▸ **TASK**
From the data below, copy out every line in which the word "false" occurs.

TASK DATA START

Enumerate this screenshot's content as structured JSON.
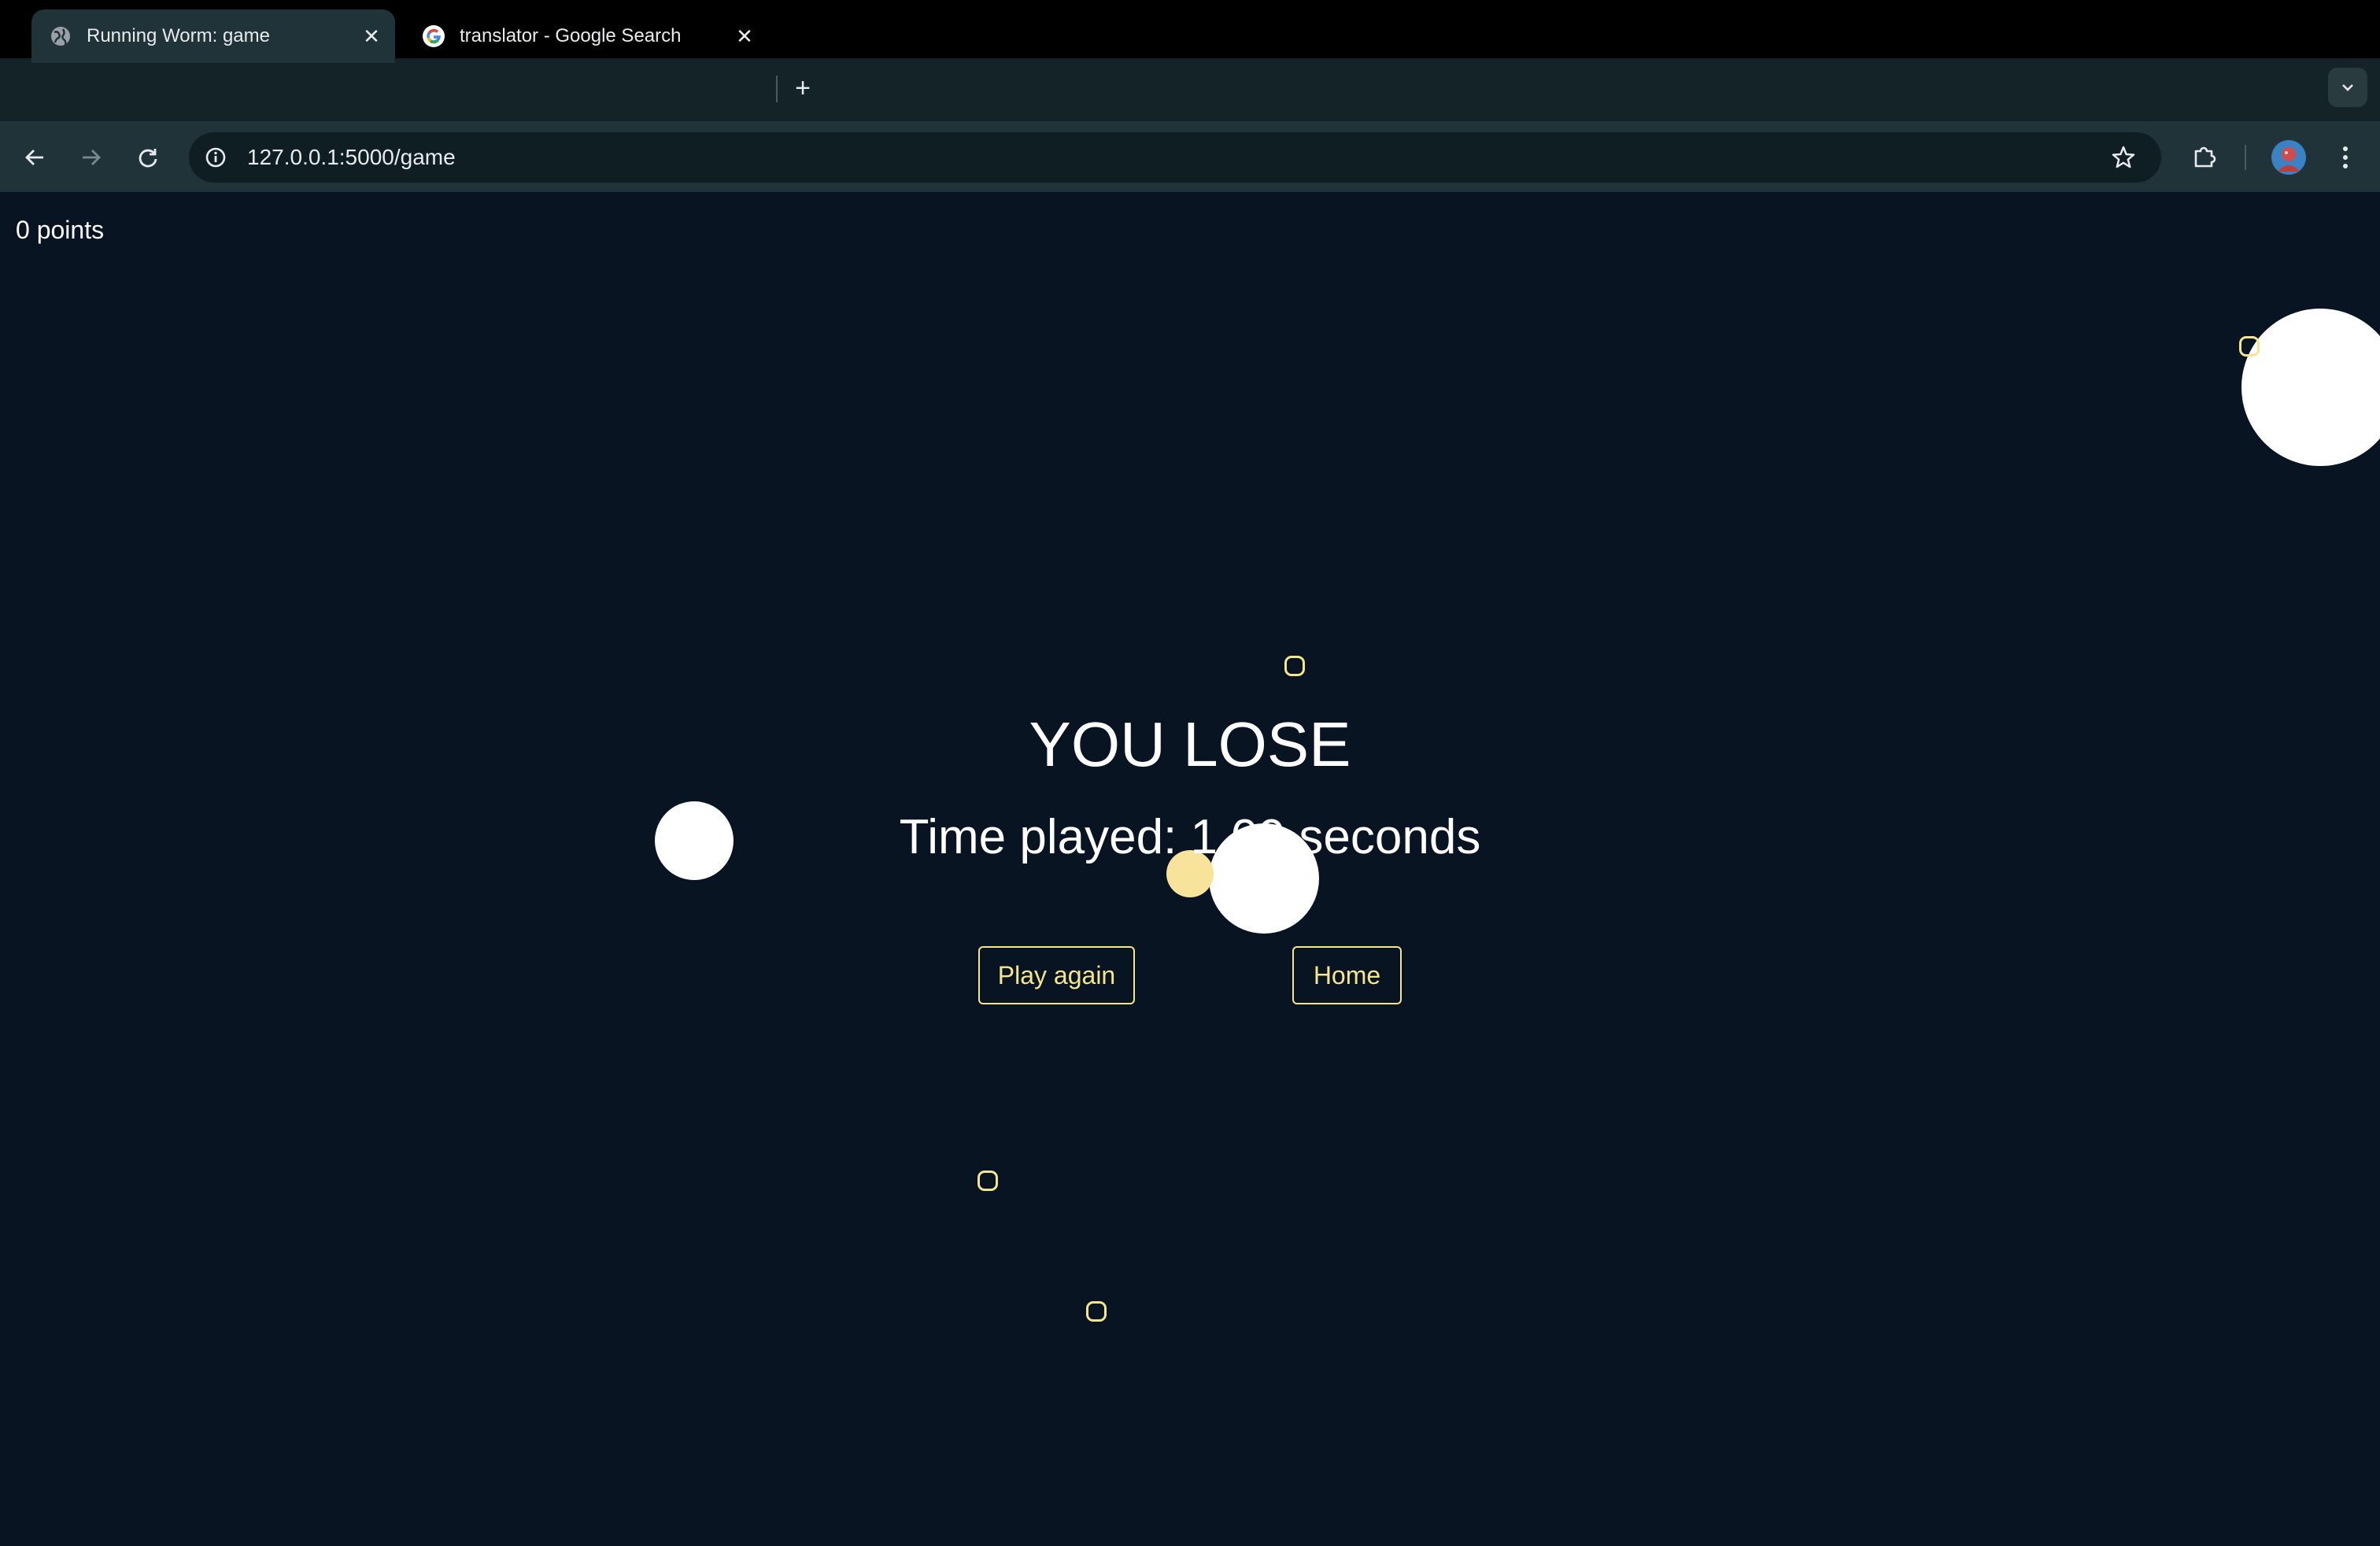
{
  "browser": {
    "tabs": [
      {
        "title": "Running Worm: game",
        "active": true,
        "favicon": "globe-icon"
      },
      {
        "title": "translator - Google Search",
        "active": false,
        "favicon": "google-g-icon"
      }
    ],
    "address": "127.0.0.1:5000/game"
  },
  "game": {
    "score_label": "0 points",
    "headline": "YOU LOSE",
    "time_played": "Time played: 1.09 seconds",
    "buttons": {
      "play_again": "Play again",
      "home": "Home"
    }
  },
  "colors": {
    "background": "#081421",
    "accent": "#f4e58f",
    "ball": "#ffffff",
    "worm": "#f7e39a"
  }
}
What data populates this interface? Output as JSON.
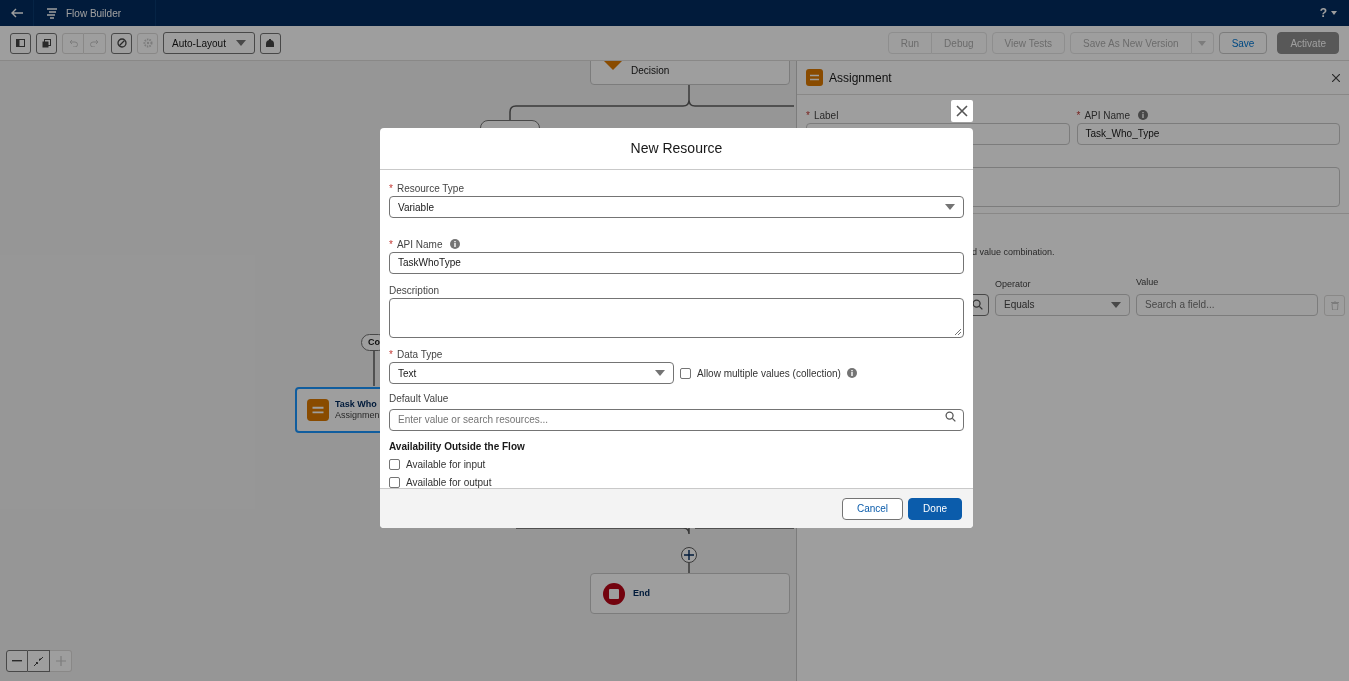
{
  "header": {
    "title": "Flow Builder",
    "help": "?"
  },
  "toolbar": {
    "layout_menu": "Auto-Layout",
    "buttons": [
      {
        "label": "Run",
        "disabled": true
      },
      {
        "label": "Debug",
        "disabled": true
      },
      {
        "label": "View Tests",
        "disabled": true
      },
      {
        "label": "Save As New Version",
        "disabled": true
      },
      {
        "label": "Save",
        "disabled": false
      },
      {
        "label": "Activate",
        "disabled": true
      }
    ]
  },
  "canvas": {
    "nodes": [
      {
        "kind": "decision",
        "title": "Decision",
        "selected": false
      },
      {
        "kind": "assignment",
        "title": "Task Who",
        "subtitle": "Assignmen",
        "selected": true
      },
      {
        "kind": "end",
        "title": "End",
        "selected": false
      }
    ],
    "path_labels": [
      "Co"
    ]
  },
  "panel": {
    "title": "Assignment",
    "label_field": {
      "marker": "*",
      "label": "Label"
    },
    "api_name_field": {
      "marker": "*",
      "label": "API Name",
      "value": "Task_Who_Type"
    },
    "hint": "d value combination.",
    "operator": {
      "label": "Operator",
      "value": "Equals"
    },
    "value": {
      "label": "Value",
      "placeholder": "Search a field..."
    }
  },
  "modal": {
    "title": "New Resource",
    "resource_type": {
      "marker": "*",
      "label": "Resource Type",
      "value": "Variable"
    },
    "api_name": {
      "marker": "*",
      "label": "API Name",
      "value": "TaskWhoType"
    },
    "description": {
      "label": "Description"
    },
    "data_type": {
      "marker": "*",
      "label": "Data Type",
      "value": "Text"
    },
    "allow_multiple": {
      "label": "Allow multiple values (collection)",
      "checked": false
    },
    "default_value": {
      "label": "Default Value",
      "placeholder": "Enter value or search resources..."
    },
    "availability": {
      "heading": "Availability Outside the Flow",
      "options": [
        {
          "label": "Available for input",
          "checked": false
        },
        {
          "label": "Available for output",
          "checked": false
        }
      ]
    },
    "buttons": [
      {
        "label": "Cancel",
        "kind": "neutral"
      },
      {
        "label": "Done",
        "kind": "brand"
      }
    ]
  }
}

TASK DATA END

▸ **REPLY TO THE TASK**
        "active": false,
        "disabled": false
        "selected": false
        "selected": false
      "checked": false
          "checked": false
          "checked": false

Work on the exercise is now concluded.